Thanks to http://www.babysignlanguage.com for allowing me to use their graphics.

When is a Bus Not Just a Bus?

You know how exciting it is when you hear your new talker say a new word from the back seat as you drive on your merry way?  That awesome moment when you ask yourself, “Did he really just say that?” and then, sure enough, he says it again.  And that new word that to anyone else is just a word becomes to you the pivoting point that the world is resting on?

Well that happened today.  Just driving down our old country road on the way to the recycling plant.  I heard “bus” in Noah’s unmistakable gruff voice.  No way.  There was a school bus heading our way, but no way could Noah have seen it before he said “bus.”  So then I glanced in the rearview mirror, and sure enough, we had already passed one bus.

I looked over at Leah and said, “Did he just say bus?”

Affirmative.

Well, I hooped and hollered and Noah growled and said and signed “Stop.”  (He hates it when I get all excited about his speech.)

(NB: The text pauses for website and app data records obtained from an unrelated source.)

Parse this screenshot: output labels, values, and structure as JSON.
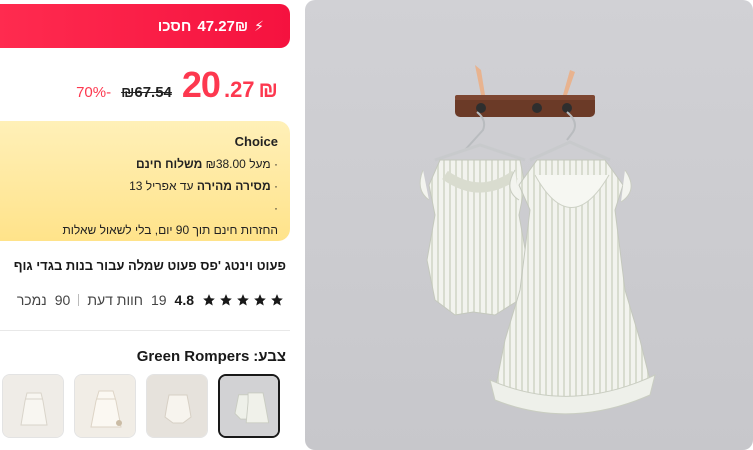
{
  "deal": {
    "amount": "47.27₪",
    "label": "חסכו",
    "icon": "bolt-icon"
  },
  "price": {
    "currency": "₪",
    "integer": "20",
    "decimal": ".27",
    "original": "₪67.54",
    "discount": "70%-"
  },
  "choice": {
    "title": "Choice",
    "line1_prefix": "· מעל ₪38.00 ",
    "line1_bold": "משלוח חינם",
    "line2_prefix": "· ",
    "line2_bold": "מסירה מהירה",
    "line2_suffix": " עד אפריל 13",
    "line3": "·",
    "line4": "החזרות חינם תוך 90 יום, בלי לשאול שאלות",
    "bg_color": "#ffe38a"
  },
  "product": {
    "title": "פעוט וינטג 'פס פעוט שמלה עבור בנות בגדי גוף"
  },
  "rating": {
    "score": "4.8",
    "stars": 5,
    "reviews_count": "19",
    "reviews_label": "חוות דעת",
    "sold_count": "90",
    "sold_label": "נמכר"
  },
  "color": {
    "label": "צבע:",
    "value": "Green Rompers"
  },
  "thumbnails": [
    {
      "name": "green-rompers",
      "selected": true
    },
    {
      "name": "variant-2",
      "selected": false
    },
    {
      "name": "variant-3",
      "selected": false
    },
    {
      "name": "variant-4",
      "selected": false
    }
  ],
  "colors": {
    "accent": "#fd384f",
    "deal_bar": "#f5123f",
    "star": "#191919"
  }
}
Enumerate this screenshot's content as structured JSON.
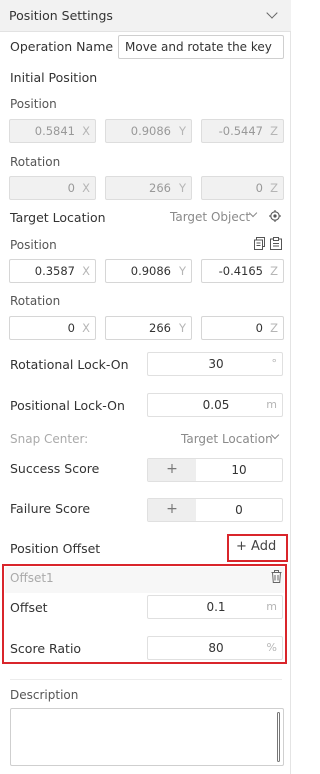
{
  "header": {
    "title": "Position Settings"
  },
  "operation": {
    "label": "Operation Name",
    "value": "Move and rotate the key"
  },
  "initial": {
    "heading": "Initial Position",
    "position_label": "Position",
    "position": {
      "x": "0.5841",
      "y": "0.9086",
      "z": "-0.5447"
    },
    "rotation_label": "Rotation",
    "rotation": {
      "x": "0",
      "y": "266",
      "z": "0"
    }
  },
  "axes": {
    "x": "X",
    "y": "Y",
    "z": "Z"
  },
  "target": {
    "label": "Target Location",
    "dropdown_value": "Target Object",
    "position_label": "Position",
    "position": {
      "x": "0.3587",
      "y": "0.9086",
      "z": "-0.4165"
    },
    "rotation_label": "Rotation",
    "rotation": {
      "x": "0",
      "y": "266",
      "z": "0"
    }
  },
  "rotational_lock": {
    "label": "Rotational Lock-On",
    "value": "30",
    "unit": "°"
  },
  "positional_lock": {
    "label": "Positional Lock-On",
    "value": "0.05",
    "unit": "m"
  },
  "snap_center": {
    "label": "Snap Center:",
    "value": "Target Location"
  },
  "success_score": {
    "label": "Success Score",
    "plus": "+",
    "value": "10"
  },
  "failure_score": {
    "label": "Failure Score",
    "plus": "+",
    "value": "0"
  },
  "position_offset": {
    "label": "Position Offset",
    "add_label": "+ Add"
  },
  "offset_item": {
    "name": "Offset1",
    "offset_label": "Offset",
    "offset_value": "0.1",
    "offset_unit": "m",
    "ratio_label": "Score Ratio",
    "ratio_value": "80",
    "ratio_unit": "%"
  },
  "description": {
    "label": "Description"
  },
  "colors": {
    "highlight": "#d9252b",
    "header_bg": "#f2f2f2"
  },
  "icons": [
    "chevron-down-icon",
    "target-crosshair-icon",
    "copy-icon",
    "paste-icon",
    "trash-icon"
  ]
}
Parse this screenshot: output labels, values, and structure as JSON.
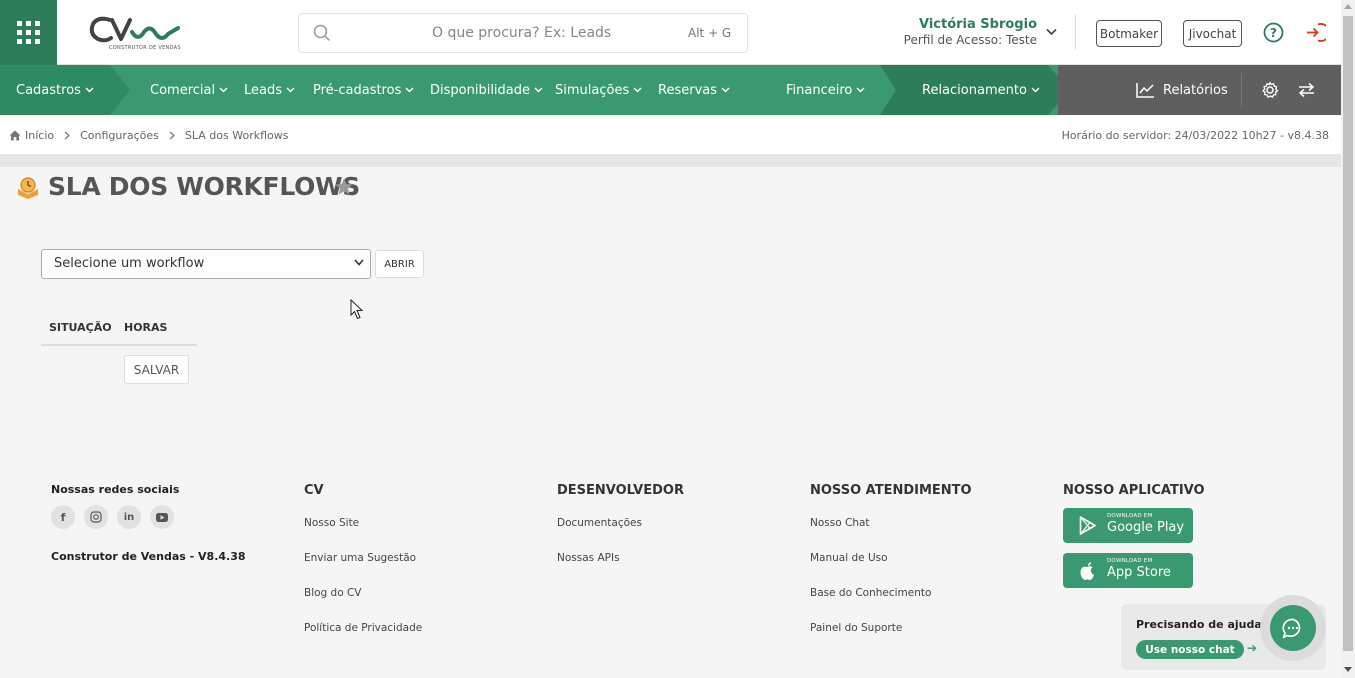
{
  "header": {
    "logo_text": "CV",
    "logo_subtitle": "CONSTRUTOR DE VENDAS",
    "search_placeholder": "O que procura? Ex: Leads",
    "search_shortcut": "Alt + G",
    "user_name": "Victória Sbrogio",
    "user_role": "Perfil de Acesso: Teste",
    "btn_botmaker": "Botmaker",
    "btn_jivochat": "Jivochat"
  },
  "nav": {
    "items": [
      {
        "label": "Cadastros"
      },
      {
        "label": "Comercial"
      },
      {
        "label": "Leads"
      },
      {
        "label": "Pré-cadastros"
      },
      {
        "label": "Disponibilidade"
      },
      {
        "label": "Simulações"
      },
      {
        "label": "Reservas"
      },
      {
        "label": "Financeiro"
      },
      {
        "label": "Relacionamento"
      }
    ],
    "reports_label": "Relatórios"
  },
  "breadcrumb": {
    "home": "Início",
    "level1": "Configurações",
    "level2": "SLA dos Workflows",
    "server_time": "Horário do servidor: 24/03/2022 10h27 - v8.4.38"
  },
  "content": {
    "page_title": "SLA DOS WORKFLOWS",
    "select_value": "Selecione um workflow",
    "btn_open": "ABRIR",
    "col_situation": "SITUAÇÃO",
    "col_hours": "HORAS",
    "btn_save": "SALVAR"
  },
  "footer": {
    "social_title": "Nossas redes sociais",
    "social_icons": [
      "facebook-icon",
      "instagram-icon",
      "linkedin-icon",
      "youtube-icon"
    ],
    "version": "Construtor de Vendas - V8.4.38",
    "col_cv": {
      "title": "CV",
      "links": [
        "Nosso Site",
        "Enviar uma Sugestão",
        "Blog do CV",
        "Política de Privacidade"
      ]
    },
    "col_dev": {
      "title": "DESENVOLVEDOR",
      "links": [
        "Documentações",
        "Nossas APIs"
      ]
    },
    "col_support": {
      "title": "NOSSO ATENDIMENTO",
      "links": [
        "Nosso Chat",
        "Manual de Uso",
        "Base do Conhecimento",
        "Painel do Suporte"
      ]
    },
    "col_app": {
      "title": "NOSSO APLICATIVO",
      "google_small": "DOWNLOAD EM",
      "google_big": "Google Play",
      "apple_small": "DOWNLOAD EM",
      "apple_big": "App Store"
    },
    "help_question": "Precisando de ajuda?",
    "help_cta": "Use nosso chat"
  },
  "colors": {
    "primary_green": "#3a9970",
    "dark_green": "#2e7d5a",
    "gray_nav": "#5f5f5f",
    "logout_red": "#d9361b"
  }
}
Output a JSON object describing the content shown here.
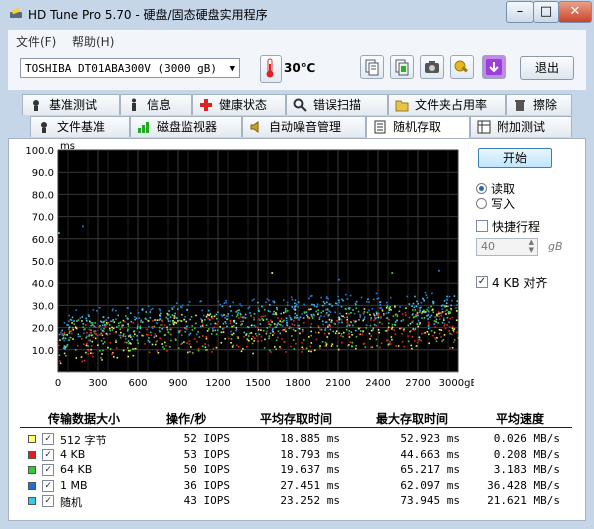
{
  "window": {
    "title": "HD Tune Pro 5.70 - 硬盘/固态硬盘实用程序",
    "min_label": "–",
    "max_label": "□",
    "close_label": "✕"
  },
  "menu": [
    {
      "label": "文件(F)"
    },
    {
      "label": "帮助(H)"
    }
  ],
  "toolbar": {
    "drive": "TOSHIBA DT01ABA300V (3000 gB)",
    "temperature": "30℃",
    "exit_label": "退出",
    "icons": [
      "copy-info-icon",
      "copy-screen-icon",
      "camera-icon",
      "options-icon",
      "save-icon"
    ]
  },
  "tabs_row1": [
    {
      "label": "基准测试",
      "icon": "benchmark-icon"
    },
    {
      "label": "信息",
      "icon": "info-icon"
    },
    {
      "label": "健康状态",
      "icon": "health-icon"
    },
    {
      "label": "错误扫描",
      "icon": "error-scan-icon"
    },
    {
      "label": "文件夹占用率",
      "icon": "folder-icon"
    },
    {
      "label": "擦除",
      "icon": "erase-icon"
    }
  ],
  "tabs_row2": [
    {
      "label": "文件基准",
      "icon": "file-benchmark-icon"
    },
    {
      "label": "磁盘监视器",
      "icon": "disk-monitor-icon"
    },
    {
      "label": "自动噪音管理",
      "icon": "speaker-icon"
    },
    {
      "label": "随机存取",
      "icon": "random-access-icon",
      "active": true
    },
    {
      "label": "附加测试",
      "icon": "extra-tests-icon"
    }
  ],
  "controls": {
    "start_label": "开始",
    "read_label": "读取",
    "write_label": "写入",
    "mode_selected": "读取",
    "short_stroke_label": "快捷行程",
    "short_stroke_checked": false,
    "short_stroke_value": "40",
    "short_stroke_unit": "gB",
    "align_label": "4 KB 对齐",
    "align_checked": true
  },
  "chart_data": {
    "type": "scatter",
    "title": "",
    "xlabel": "",
    "ylabel": "ms",
    "xlim": [
      0,
      3000
    ],
    "ylim": [
      0,
      100
    ],
    "x_ticks": [
      "0",
      "300",
      "600",
      "900",
      "1200",
      "1500",
      "1800",
      "2100",
      "2400",
      "2700",
      "3000gB"
    ],
    "y_ticks": [
      "10.0",
      "20.0",
      "30.0",
      "40.0",
      "50.0",
      "60.0",
      "70.0",
      "80.0",
      "90.0",
      "100.0"
    ],
    "grid": true,
    "series": [
      {
        "name": "512 字节",
        "color": "#f2f266",
        "min_ms": [
          3,
          11
        ],
        "max_ms": [
          22,
          31
        ]
      },
      {
        "name": "4 KB",
        "color": "#e02828",
        "min_ms": [
          3,
          11
        ],
        "max_ms": [
          20,
          28
        ]
      },
      {
        "name": "64 KB",
        "color": "#3fcf3a",
        "min_ms": [
          4,
          12
        ],
        "max_ms": [
          22,
          31
        ]
      },
      {
        "name": "1 MB",
        "color": "#2a7ad8",
        "min_ms": [
          10,
          22
        ],
        "max_ms": [
          26,
          37
        ]
      },
      {
        "name": "随机",
        "color": "#42c8e8",
        "min_ms": [
          8,
          20
        ],
        "max_ms": [
          24,
          35
        ]
      }
    ]
  },
  "table": {
    "headers": [
      "传输数据大小",
      "操作/秒",
      "平均存取时间",
      "最大存取时间",
      "平均速度"
    ],
    "rows": [
      {
        "name": "512 字节",
        "color": "#ffff66",
        "checked": "✓",
        "ops": "52 IOPS",
        "avg": "18.885 ms",
        "max": "52.923 ms",
        "speed": "0.026 MB/s"
      },
      {
        "name": "4 KB",
        "color": "#e02020",
        "checked": "✓",
        "ops": "53 IOPS",
        "avg": "18.793 ms",
        "max": "44.663 ms",
        "speed": "0.208 MB/s"
      },
      {
        "name": "64 KB",
        "color": "#33cc33",
        "checked": "✓",
        "ops": "50 IOPS",
        "avg": "19.637 ms",
        "max": "65.217 ms",
        "speed": "3.183 MB/s"
      },
      {
        "name": "1 MB",
        "color": "#1f6fd8",
        "checked": "✓",
        "ops": "36 IOPS",
        "avg": "27.451 ms",
        "max": "62.097 ms",
        "speed": "36.428 MB/s"
      },
      {
        "name": "随机",
        "color": "#33ccee",
        "checked": "✓",
        "ops": "43 IOPS",
        "avg": "23.252 ms",
        "max": "73.945 ms",
        "speed": "21.621 MB/s"
      }
    ]
  }
}
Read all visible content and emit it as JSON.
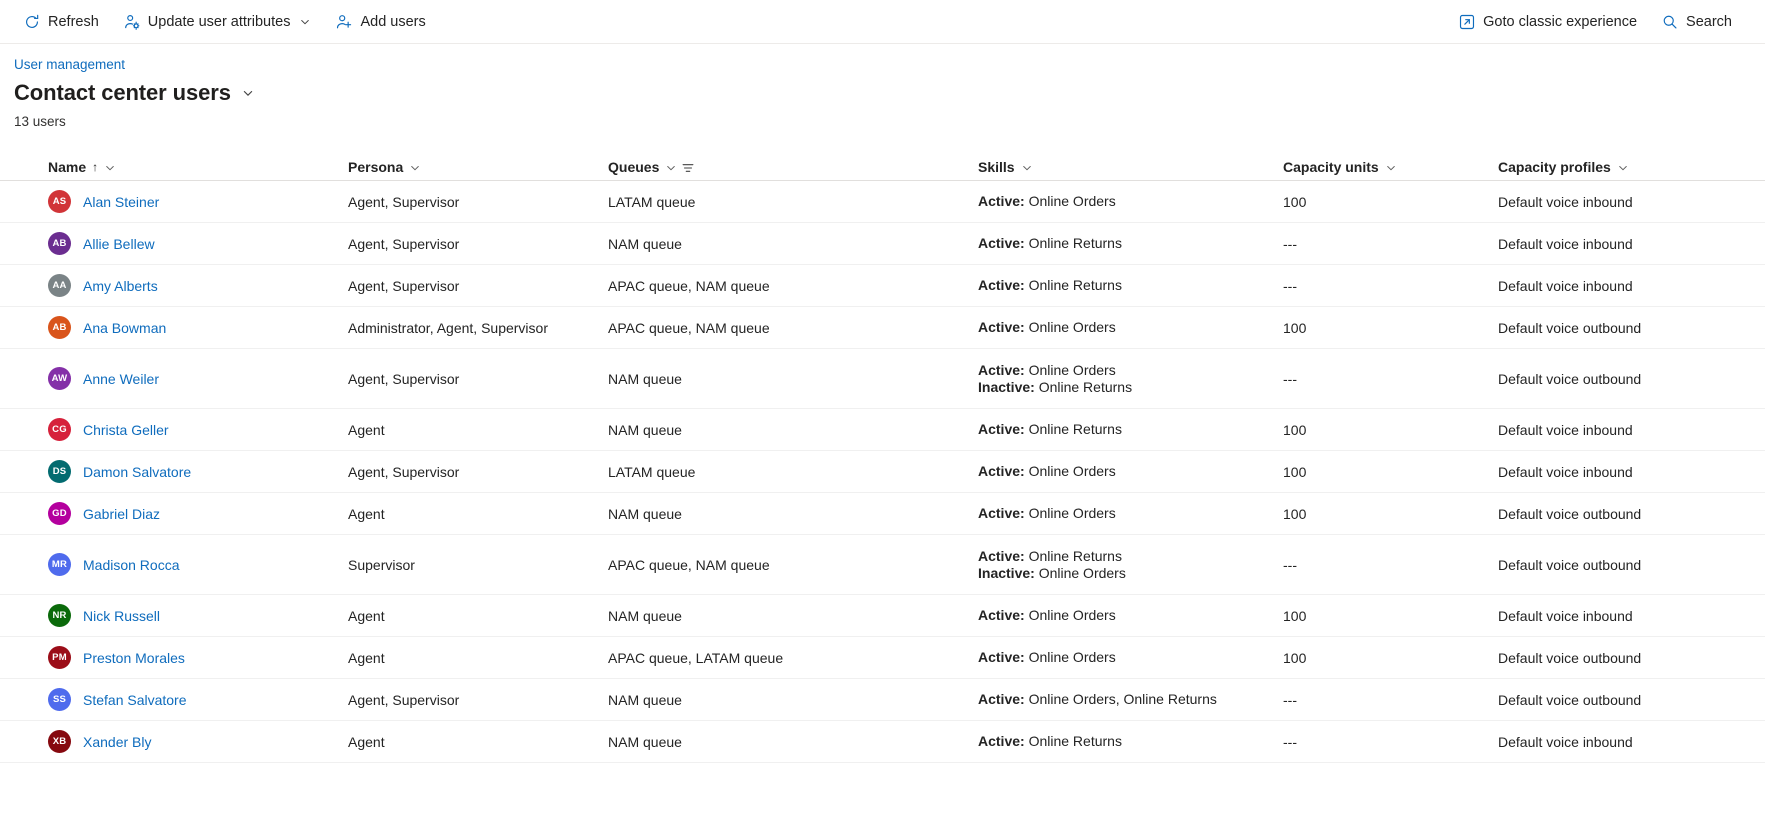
{
  "command_bar": {
    "left_items": [
      {
        "label": "Refresh",
        "icon": "refresh-icon",
        "has_chevron": false
      },
      {
        "label": "Update user attributes",
        "icon": "user-settings-icon",
        "has_chevron": true
      },
      {
        "label": "Add users",
        "icon": "add-user-icon",
        "has_chevron": false
      }
    ],
    "right_items": [
      {
        "label": "Goto classic experience",
        "icon": "open-in-new-icon",
        "has_chevron": false
      },
      {
        "label": "Search",
        "icon": "search-icon",
        "has_chevron": false
      }
    ]
  },
  "header": {
    "breadcrumb": "User management",
    "title": "Contact center users",
    "title_chevron_icon": "chevron-down-icon",
    "count_label": "13 users"
  },
  "table": {
    "columns": [
      {
        "label": "Name",
        "sort_indicator": "↑",
        "has_chevron": true,
        "has_filter": false
      },
      {
        "label": "Persona",
        "sort_indicator": "",
        "has_chevron": true,
        "has_filter": false
      },
      {
        "label": "Queues",
        "sort_indicator": "",
        "has_chevron": true,
        "has_filter": true
      },
      {
        "label": "Skills",
        "sort_indicator": "",
        "has_chevron": true,
        "has_filter": false
      },
      {
        "label": "Capacity units",
        "sort_indicator": "",
        "has_chevron": true,
        "has_filter": false
      },
      {
        "label": "Capacity profiles",
        "sort_indicator": "",
        "has_chevron": true,
        "has_filter": false
      }
    ],
    "rows": [
      {
        "initials": "AS",
        "avatar_color": "#d13438",
        "name": "Alan Steiner",
        "persona": "Agent, Supervisor",
        "queues": "LATAM queue",
        "skills": [
          {
            "state": "Active:",
            "value": "Online Orders"
          }
        ],
        "capacity_units": "100",
        "capacity_profiles": "Default voice inbound"
      },
      {
        "initials": "AB",
        "avatar_color": "#6b2d90",
        "name": "Allie Bellew",
        "persona": "Agent, Supervisor",
        "queues": "NAM queue",
        "skills": [
          {
            "state": "Active:",
            "value": "Online Returns"
          }
        ],
        "capacity_units": "---",
        "capacity_profiles": "Default voice inbound"
      },
      {
        "initials": "AA",
        "avatar_color": "#7a8386",
        "name": "Amy Alberts",
        "persona": "Agent, Supervisor",
        "queues": "APAC queue, NAM queue",
        "skills": [
          {
            "state": "Active:",
            "value": "Online Returns"
          }
        ],
        "capacity_units": "---",
        "capacity_profiles": "Default voice inbound"
      },
      {
        "initials": "AB",
        "avatar_color": "#d9541b",
        "name": "Ana Bowman",
        "persona": "Administrator, Agent, Supervisor",
        "queues": "APAC queue, NAM queue",
        "skills": [
          {
            "state": "Active:",
            "value": "Online Orders"
          }
        ],
        "capacity_units": "100",
        "capacity_profiles": "Default voice outbound"
      },
      {
        "initials": "AW",
        "avatar_color": "#8430a8",
        "name": "Anne Weiler",
        "persona": "Agent, Supervisor",
        "queues": "NAM queue",
        "skills": [
          {
            "state": "Active:",
            "value": "Online Orders"
          },
          {
            "state": "Inactive:",
            "value": "Online Returns"
          }
        ],
        "capacity_units": "---",
        "capacity_profiles": "Default voice outbound"
      },
      {
        "initials": "CG",
        "avatar_color": "#d6213b",
        "name": "Christa Geller",
        "persona": "Agent",
        "queues": "NAM queue",
        "skills": [
          {
            "state": "Active:",
            "value": "Online Returns"
          }
        ],
        "capacity_units": "100",
        "capacity_profiles": "Default voice inbound"
      },
      {
        "initials": "DS",
        "avatar_color": "#036b70",
        "name": "Damon Salvatore",
        "persona": "Agent, Supervisor",
        "queues": "LATAM queue",
        "skills": [
          {
            "state": "Active:",
            "value": "Online Orders"
          }
        ],
        "capacity_units": "100",
        "capacity_profiles": "Default voice inbound"
      },
      {
        "initials": "GD",
        "avatar_color": "#b4009e",
        "name": "Gabriel Diaz",
        "persona": "Agent",
        "queues": "NAM queue",
        "skills": [
          {
            "state": "Active:",
            "value": "Online Orders"
          }
        ],
        "capacity_units": "100",
        "capacity_profiles": "Default voice outbound"
      },
      {
        "initials": "MR",
        "avatar_color": "#4f6bed",
        "name": "Madison Rocca",
        "persona": "Supervisor",
        "queues": "APAC queue, NAM queue",
        "skills": [
          {
            "state": "Active:",
            "value": "Online Returns"
          },
          {
            "state": "Inactive:",
            "value": "Online Orders"
          }
        ],
        "capacity_units": "---",
        "capacity_profiles": "Default voice outbound"
      },
      {
        "initials": "NR",
        "avatar_color": "#0b6a0b",
        "name": "Nick Russell",
        "persona": "Agent",
        "queues": "NAM queue",
        "skills": [
          {
            "state": "Active:",
            "value": "Online Orders"
          }
        ],
        "capacity_units": "100",
        "capacity_profiles": "Default voice inbound"
      },
      {
        "initials": "PM",
        "avatar_color": "#9b0d18",
        "name": "Preston Morales",
        "persona": "Agent",
        "queues": "APAC queue, LATAM queue",
        "skills": [
          {
            "state": "Active:",
            "value": "Online Orders"
          }
        ],
        "capacity_units": "100",
        "capacity_profiles": "Default voice outbound"
      },
      {
        "initials": "SS",
        "avatar_color": "#4f6bed",
        "name": "Stefan Salvatore",
        "persona": "Agent, Supervisor",
        "queues": "NAM queue",
        "skills": [
          {
            "state": "Active:",
            "value": "Online Orders, Online Returns"
          }
        ],
        "capacity_units": "---",
        "capacity_profiles": "Default voice outbound"
      },
      {
        "initials": "XB",
        "avatar_color": "#86090f",
        "name": "Xander Bly",
        "persona": "Agent",
        "queues": "NAM queue",
        "skills": [
          {
            "state": "Active:",
            "value": "Online Returns"
          }
        ],
        "capacity_units": "---",
        "capacity_profiles": "Default voice inbound"
      }
    ]
  },
  "colors": {
    "link": "#0f6cbd",
    "text": "#242424",
    "divider": "#f0f0f0",
    "header_divider": "#e1dfdd"
  }
}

More busses.  “Bus, bus,” I prompted.  More growling.  And then as the next two school busses passed, it was reported from the back seat that Noah was whispering “bus” (knowing Mama just couldn’t help but get excited if she heard it).

Next thing you know, all the kids, including Noah were playing a game of being the first person to say “bus” when another bus was spotted.

Talk (no pun intended) about being in  the right place at the right time!

Raising a courageous hero with Down syndrome rocks!

(Once kids with speech issues start playing games like this, keep the game going by looking for school busses on all your drives and shout out “bus” each time you see one – perhaps the kiddo will join right in, and you’ve just captured a few more word productions for free.)